About an hour and twenty minutes later they came through the door and I was surprised to see them so soon. Scott came in first and although he was not crying when he came through the door, he began to cry. He was followed by Cindy, then Tommy, both with red faces and tears that suggested they’d been crying for some time. Everyone came in and I asked, “How’d it go?” Cindy spoke about how great the vet and hospital were. “They gave us all the time we wanted or needed. Noone tried to hurry us along.” She went on to describe the process. An attendant took Peanut into another room and outfitted her with a catheter in her front leg.
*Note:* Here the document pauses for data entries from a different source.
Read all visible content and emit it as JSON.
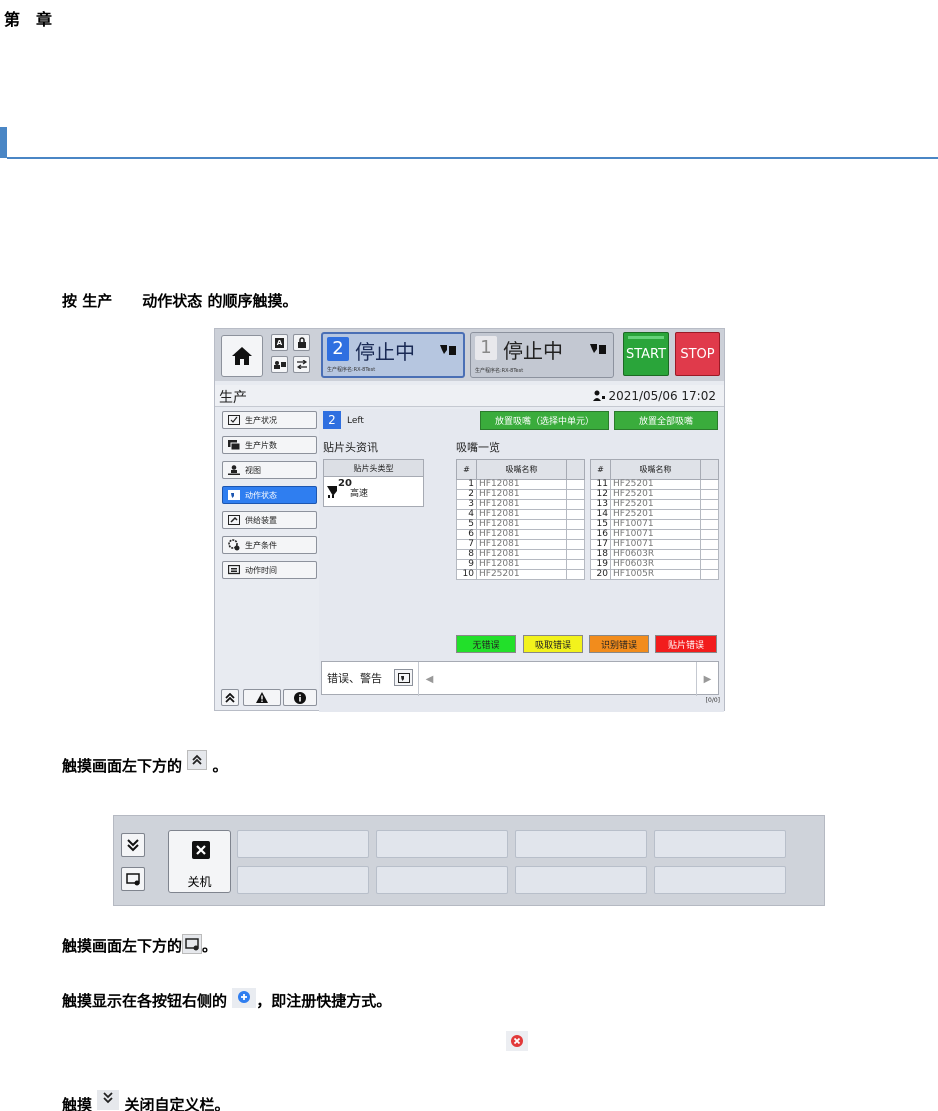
{
  "doc": {
    "chapter_a": "第",
    "chapter_b": "章",
    "step1_a": "按",
    "step1_b": "生产",
    "step1_c": "动作状态",
    "step1_d": "的顺序触摸。",
    "step2_a": "触摸画面左下方的",
    "step2_b": "。",
    "step3_a": "触摸画面左下方的",
    "step3_b": "。",
    "step4_a": "触摸显示在各按钮右侧的",
    "step4_b": "，即注册快捷方式。",
    "step5_a": "触摸",
    "step5_b": "关闭自定义栏。"
  },
  "screen": {
    "lane2_number": "2",
    "lane2_status": "停止中",
    "lane2_program": "生产程序名:RX-8Test",
    "lane1_number": "1",
    "lane1_status": "停止中",
    "lane1_program": "生产程序名:RX-8Test",
    "start_label": "START",
    "stop_label": "STOP",
    "page_title": "生产",
    "clock": "2021/05/06 17:02",
    "sidebar": [
      {
        "label": "生产状况",
        "icon": "checkbox-icon"
      },
      {
        "label": "生产片数",
        "icon": "boards-icon"
      },
      {
        "label": "视图",
        "icon": "person-view-icon"
      },
      {
        "label": "动作状态",
        "icon": "action-status-icon"
      },
      {
        "label": "供给装置",
        "icon": "feeder-icon"
      },
      {
        "label": "生产条件",
        "icon": "gear-icon"
      },
      {
        "label": "动作时间",
        "icon": "timer-icon"
      }
    ],
    "left_badge": "2",
    "left_label": "Left",
    "btn_release_selected": "放置吸嘴（选择中单元）",
    "btn_release_all": "放置全部吸嘴",
    "head_info_title": "贴片头资讯",
    "head_type_header": "贴片头类型",
    "head_type_number": "20",
    "head_type_value": "高速",
    "nozzle_list_title": "吸嘴一览",
    "col_hash": "#",
    "col_name": "吸嘴名称",
    "nozzles_left": [
      {
        "idx": "1",
        "name": "HF12081"
      },
      {
        "idx": "2",
        "name": "HF12081"
      },
      {
        "idx": "3",
        "name": "HF12081"
      },
      {
        "idx": "4",
        "name": "HF12081"
      },
      {
        "idx": "5",
        "name": "HF12081"
      },
      {
        "idx": "6",
        "name": "HF12081"
      },
      {
        "idx": "7",
        "name": "HF12081"
      },
      {
        "idx": "8",
        "name": "HF12081"
      },
      {
        "idx": "9",
        "name": "HF12081"
      },
      {
        "idx": "10",
        "name": "HF25201"
      }
    ],
    "nozzles_right": [
      {
        "idx": "11",
        "name": "HF25201"
      },
      {
        "idx": "12",
        "name": "HF25201"
      },
      {
        "idx": "13",
        "name": "HF25201"
      },
      {
        "idx": "14",
        "name": "HF25201"
      },
      {
        "idx": "15",
        "name": "HF10071"
      },
      {
        "idx": "16",
        "name": "HF10071"
      },
      {
        "idx": "17",
        "name": "HF10071"
      },
      {
        "idx": "18",
        "name": "HF0603R"
      },
      {
        "idx": "19",
        "name": "HF0603R"
      },
      {
        "idx": "20",
        "name": "HF1005R"
      }
    ],
    "legend": [
      {
        "label": "无错误",
        "color": "#22e02a",
        "text": "#000000"
      },
      {
        "label": "吸取错误",
        "color": "#f2f21c",
        "text": "#000000"
      },
      {
        "label": "识别错误",
        "color": "#f28c1c",
        "text": "#000000"
      },
      {
        "label": "贴片错误",
        "color": "#f21c1c",
        "text": "#ffffff"
      }
    ],
    "error_label": "错误、警告",
    "error_counter": "[0/0]"
  },
  "custom_bar": {
    "power_label": "关机"
  },
  "colors": {
    "accent": "#4a86c5",
    "active_blue": "#2f7ef0",
    "start_green": "#2aa53a",
    "stop_red": "#e03a4b"
  }
}
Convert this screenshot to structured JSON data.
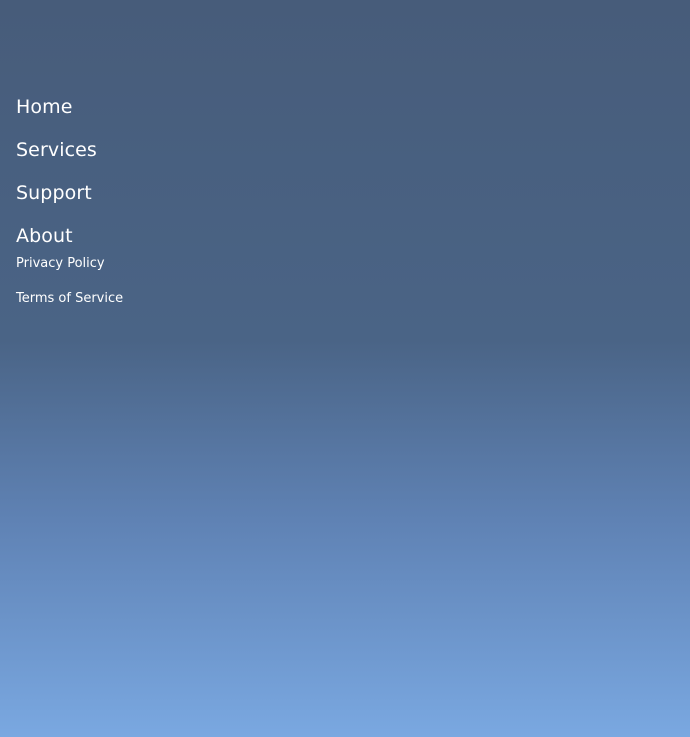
{
  "menu": {
    "primary": [
      {
        "label": "Home"
      },
      {
        "label": "Services"
      },
      {
        "label": "Support"
      },
      {
        "label": "About"
      }
    ],
    "secondary": [
      {
        "label": "Privacy Policy"
      },
      {
        "label": "Terms of Service"
      }
    ]
  },
  "colors": {
    "text": "#ffffff",
    "background_top": "#475c7a",
    "background_bottom": "#7aa8e1"
  }
}
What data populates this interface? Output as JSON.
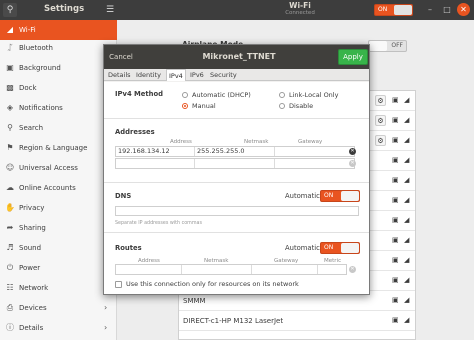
{
  "header": {
    "app_title": "Settings",
    "panel_title": "Wi-Fi",
    "panel_subtitle": "Connected",
    "wifi_toggle": "ON",
    "search_icon": "search-icon",
    "menu_icon": "hamburger-menu-icon"
  },
  "sidebar": {
    "items": [
      {
        "label": "Wi-Fi",
        "icon": "wifi-icon",
        "selected": true
      },
      {
        "label": "Bluetooth",
        "icon": "bluetooth-icon"
      },
      {
        "label": "Background",
        "icon": "background-icon"
      },
      {
        "label": "Dock",
        "icon": "dock-icon"
      },
      {
        "label": "Notifications",
        "icon": "bell-icon"
      },
      {
        "label": "Search",
        "icon": "search-icon"
      },
      {
        "label": "Region & Language",
        "icon": "flag-icon"
      },
      {
        "label": "Universal Access",
        "icon": "accessibility-icon"
      },
      {
        "label": "Online Accounts",
        "icon": "cloud-icon"
      },
      {
        "label": "Privacy",
        "icon": "hand-icon"
      },
      {
        "label": "Sharing",
        "icon": "share-icon"
      },
      {
        "label": "Sound",
        "icon": "speaker-icon"
      },
      {
        "label": "Power",
        "icon": "power-icon"
      },
      {
        "label": "Network",
        "icon": "network-icon"
      },
      {
        "label": "Devices",
        "icon": "printer-icon",
        "chevron": true
      },
      {
        "label": "Details",
        "icon": "info-icon",
        "chevron": true
      }
    ]
  },
  "main": {
    "airplane_mode_label": "Airplane Mode",
    "airplane_toggle": "OFF",
    "networks": [
      {
        "name": ""
      },
      {
        "name": ""
      },
      {
        "name": ""
      },
      {
        "name": ""
      },
      {
        "name": ""
      },
      {
        "name": ""
      },
      {
        "name": ""
      },
      {
        "name": ""
      },
      {
        "name": ""
      },
      {
        "name": ""
      },
      {
        "name": "SMMM"
      },
      {
        "name": "DIRECT-c1-HP M132 LaserJet"
      }
    ]
  },
  "dialog": {
    "cancel_label": "Cancel",
    "title": "Mikronet_TTNET",
    "apply_label": "Apply",
    "tabs": [
      "Details",
      "Identity",
      "IPv4",
      "IPv6",
      "Security"
    ],
    "active_tab": "IPv4",
    "ipv4_method_label": "IPv4 Method",
    "methods": {
      "automatic_dhcp": "Automatic (DHCP)",
      "link_local": "Link-Local Only",
      "manual": "Manual",
      "disable": "Disable"
    },
    "selected_method": "Manual",
    "addresses_label": "Addresses",
    "address_headers": {
      "address": "Address",
      "netmask": "Netmask",
      "gateway": "Gateway"
    },
    "address_rows": [
      {
        "address": "192.168.134.12",
        "netmask": "255.255.255.0",
        "gateway": ""
      },
      {
        "address": "",
        "netmask": "",
        "gateway": ""
      }
    ],
    "dns_label": "DNS",
    "dns_automatic_label": "Automatic",
    "dns_toggle": "ON",
    "dns_value": "",
    "dns_hint": "Separate IP addresses with commas",
    "routes_label": "Routes",
    "routes_automatic_label": "Automatic",
    "routes_toggle": "ON",
    "route_headers": {
      "address": "Address",
      "netmask": "Netmask",
      "gateway": "Gateway",
      "metric": "Metric"
    },
    "local_only_label": "Use this connection only for resources on its network"
  },
  "colors": {
    "accent": "#e95420",
    "apply": "#38b44a",
    "header": "#3d3d3d"
  }
}
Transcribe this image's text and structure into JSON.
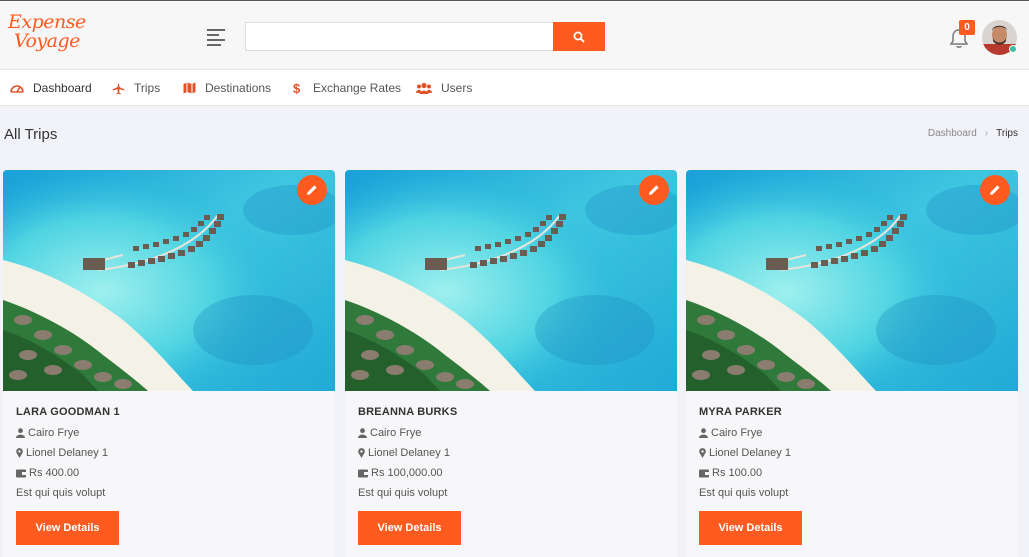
{
  "header": {
    "logo_line1": "Expense",
    "logo_line2": "Voyage",
    "search_value": "",
    "notification_count": "0",
    "accent_color": "#ff5a1f"
  },
  "nav": {
    "items": [
      {
        "label": "Dashboard",
        "icon": "dashboard-icon",
        "active": true
      },
      {
        "label": "Trips",
        "icon": "plane-icon"
      },
      {
        "label": "Destinations",
        "icon": "map-icon"
      },
      {
        "label": "Exchange Rates",
        "icon": "dollar-icon"
      },
      {
        "label": "Users",
        "icon": "users-icon"
      }
    ]
  },
  "page": {
    "title": "All Trips",
    "breadcrumb": [
      "Dashboard",
      "Trips"
    ]
  },
  "trips": [
    {
      "title": "LARA GOODMAN 1",
      "user": "Cairo Frye",
      "destination": "Lionel Delaney 1",
      "amount": "Rs 400.00",
      "description": "Est qui quis volupt",
      "button": "View Details"
    },
    {
      "title": "BREANNA BURKS",
      "user": "Cairo Frye",
      "destination": "Lionel Delaney 1",
      "amount": "Rs 100,000.00",
      "description": "Est qui quis volupt",
      "button": "View Details"
    },
    {
      "title": "MYRA PARKER",
      "user": "Cairo Frye",
      "destination": "Lionel Delaney 1",
      "amount": "Rs 100.00",
      "description": "Est qui quis volupt",
      "button": "View Details"
    }
  ]
}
And from what Cindy reported, Peanut did not fuss. Then Sweetie was taken into the same room, but the process did not go as well. Cindy and the boys reported hearing “blood-curdling cat screams” coming from the room as Sweetie fought the attendant’s efforts to put the catheter in. In fact, Sweetie scratched the vet’s assistant with her back claws and drew blood. The animals then settled in with Peanut on Cindy and Scotty’s lap and Sweetie on Tommy’s. They put in three different needles starting with something to relax the animals. Peanut went peacefully and closed her eyes. Cindy reported that the attendant commented on this stating, “She was ready to go.” Sweetie died with her eyes open in some ways symbolizing the catheter scene just moments before.
I was moved by this experience, but not necessarily in the way you would think. As my wife and I layed in bed together that night holding one another, I commented to her on something I’ve intuitively known but saw in a more tangible way. “Babe, You know something? You know how to love well.” She began to cry again in my arms. “I’m not trying to make you cry, but watching the way you love me, the kids and even these animals, I marvel at how well you love!”
I can’t help but think about God’s love during this occasion. On one hand how his eye is on the sparrow including Peanut and Sweetie and on the other that these animals represent a different interpretation of “the least of these.”
Imagining Peanut in the arms of my wife, I can only hope that if I die first, and assuming that it is not with a catheter in my leg to deliver my demise or me looking down the long barrel of a shotgun, I would like to die in the arms of this woman who knows how to love deeply.
What a fortunate man I am! Thank you, God. I love you, Babe!